When in Rome: Our Food Editor's Simple Italian Menu
Here's how to entertain like the Romans, with easy, elegant dishes.
Rome is our deputy food editor Greg Loft's absolute favorite city. Here, he shares a few elemental lessons of the Italian table, as well as some of his favorite dishes inspired by the Eternal City. Their splendid simplicity is timeless, and you can re-create them no matter where you live.
In Rome, it's customary to offer only one or two antipasti -- in this menu, hard-cooked eggs with a rich yet light sauce are all you need.
Romans enjoy a small portion of pasta every day, and they prefer it cooked very al dente, about two minutes less than called for in most package instructions. The chewy texture is a wonderful foil for rich, velvety chicken livers.
Artichokes braised alla Romana (in olive oil) until tender are even better when made in the morning and reheated just before dinner.
Pork scaloppine cooks quickly, even when you factor in making a pan sauce that adds finesse as well as flavor. You'll have plenty of time, then, to prepare the artichokes, wash the arugula, and open a bottle of wine.
Cooks in the know rely on a bitter or peppery green, such as arugula, to offset full-flavored meats.
Before serving, drizzle a savory dish with good olive oil to add freshness. One of our favorites, Paesano, is from Sicily.
LA DOLCE VITA
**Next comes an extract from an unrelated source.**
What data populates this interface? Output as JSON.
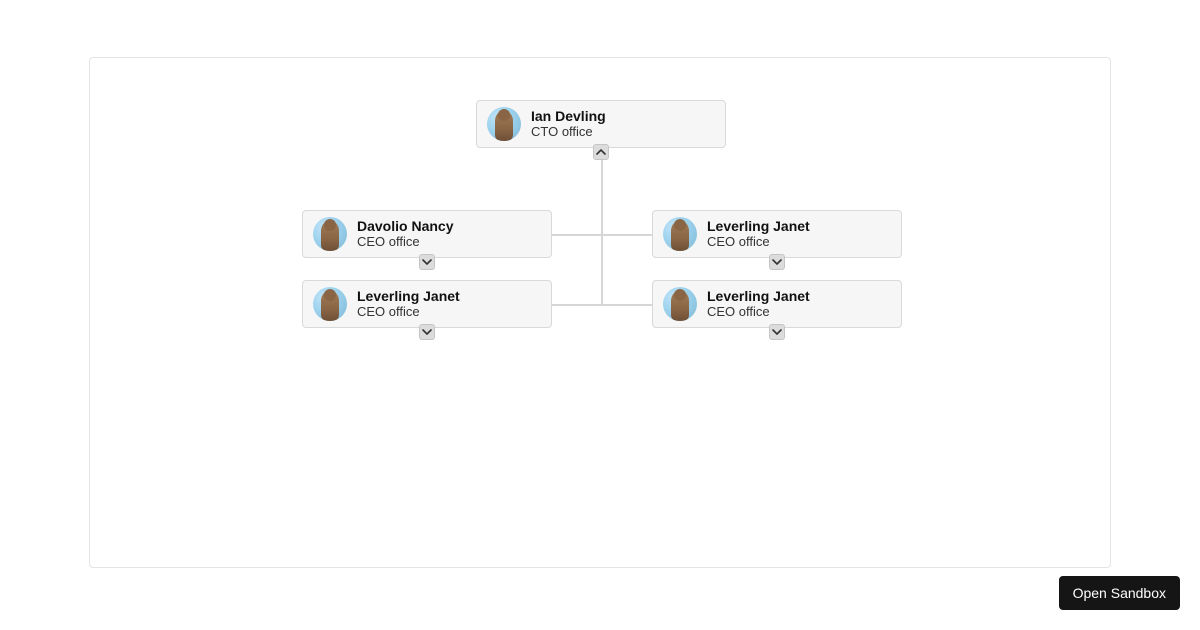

Americans tend to think of dessert as the crowning moment of a meal or a guilty indulgence. But in Rome, it is seen as an opportunity to bring together a few choice elements instead of as a reason to work hard. So gather your favorite nuts and biscotti or other simple cookies. Add whatever seasonal fruit you have on hand, and include refreshing scoops of store-bought sorbetto. A single shot of hot espresso or a small glass of ice-cold limoncello after dinner is good for the digestion -- perhaps, in part, because it is such a civilized way to end the day.